Is your menstrual cup rubbing you the wrong way? Don’t panic! You might be able to solve your problem with a simple snip of the stem. Cup trouble can stem (ahem..) from a few different issues, so it’s vital that you diagnose the true cause of your discomfort before you grab a pair of scissors. So if your cup isn’t fitting you like that perfect ‘Goldilocks’ cup should, then it might be time to make the snip.
To trim, or not to trim…
The most important factor to consider before you cut your stem is cervix height, because this determines the length
of your vagina and whether your cup will fit. Once you know your cervix height, you can check whether you’ve inserted your cup incorrectly, or if it’s just too long for you.
This simple (and super useful!) bit of info is very easy to find out, by inserting your finger into your vagina when you’re on your period and checking how high your cervix sits. Once you have a rough idea of this length, compare it to the length of your cup.
Read our detailed guide on checking your cervix height here. Once you’ve figured it out, there are two options…
1. My cup is the right length!
If you find that your cervix height is perfect for your cup size – then chances are that you’re not inserting it correctly and it might be sitting a little too low in your vagina. To remedy this, we recommend using the half-V fold, which makes the cup smaller, more rigid, and easy to insert.
Insert your cup a little higher than it needs to be – you can use your finger on the rim to push it further inside the vagina. Once it’s there, you can squeeze on the body of the cup to get the rim to pop open and form a seal. Then, gently pull down on the base until the cup is in a comfortable position.
This method should ensure that your cup is sitting correctly and fully open – and should keep that pesky stem far away from poking at your vulva.
2. My cup is too long for me
Cervix too low for your cup? Don’t worry! Most cups can be trimmed and it’s super easy to do. Just make sure that you only trim a small amount at a time, so that you don’t snip too much. You can always keep trimming if it’s still uncomfortable.
How to trim the stem of a Lily Cup

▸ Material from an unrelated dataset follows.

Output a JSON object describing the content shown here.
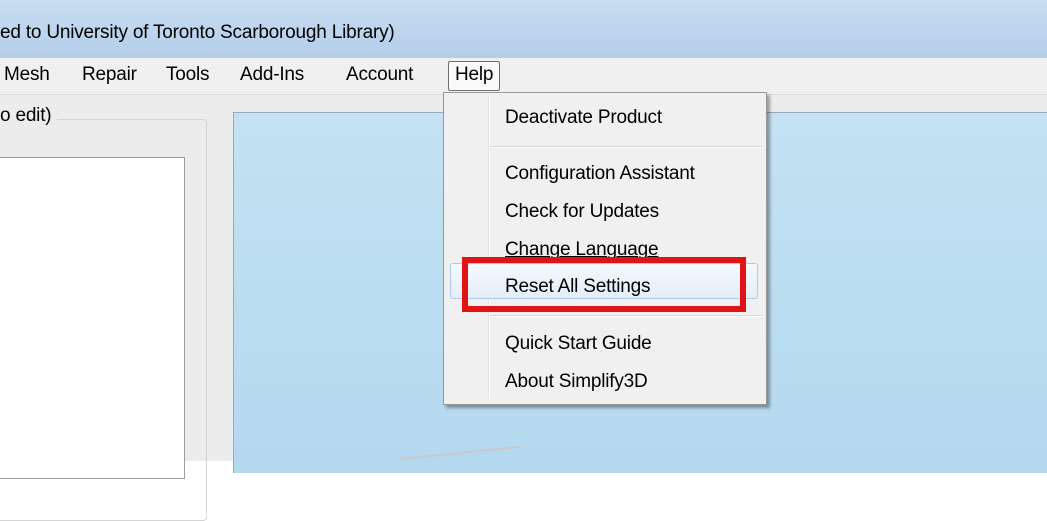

Cutting the stem of a Lily Cup is quick, easy and effective. To trim your Lily Cup, cut the stem to just below the 3rd ring. Make sure to use a clean, sharp pair of scissors for a neat cut. In general, we recommend leaving the final ring alone, both so that you still have something to grip for removal, and also to avoid puncturing your cup.
If you really need to, then you can try snipping a little more – just past the final ring.
Any more than this could compromise your cup, so don’t get too snip happy!
How to trim the stem of a Lily Cup Compact
The Lily Cup Compact is one of the shorter menstrual cups on the market, but there are a couple of ways to make it even shorter. But before you trim this cup – did you know that it’s reversible? Just turn it inside-out and you’re good to go – it’s just as effective, and only has a tiny decrease in capacity.
If you prefer to go ahead with the snip, then the same rules as the Lily Cup apply – just make sure you don’t cut above the 3rd ring.
Any higher than this and you could risk puncturing the cup and making it unusable.
So there you have it – a foolproof guide to trimming the stem of your Lily Cup or Lily Cup Compact! Just bear in mind that by removing the stem, you might make your cup a little more difficult to remove, since you won’t have as much to grip onto during removal.
Luckily, if you’ve been keeping those pelvic floor muscles in good shape, then a little push you should reunite you with your cup in no time. So now you know the how and the why, you can get snipping that stem… chop chop!
A collective group of “lady experts” at Intimina who love sharing our personal experiences, even when they are a little too personal. We believe it’s time to start breaking down the taboos around menstruation, motherhood, and menopause, and start owning our female health.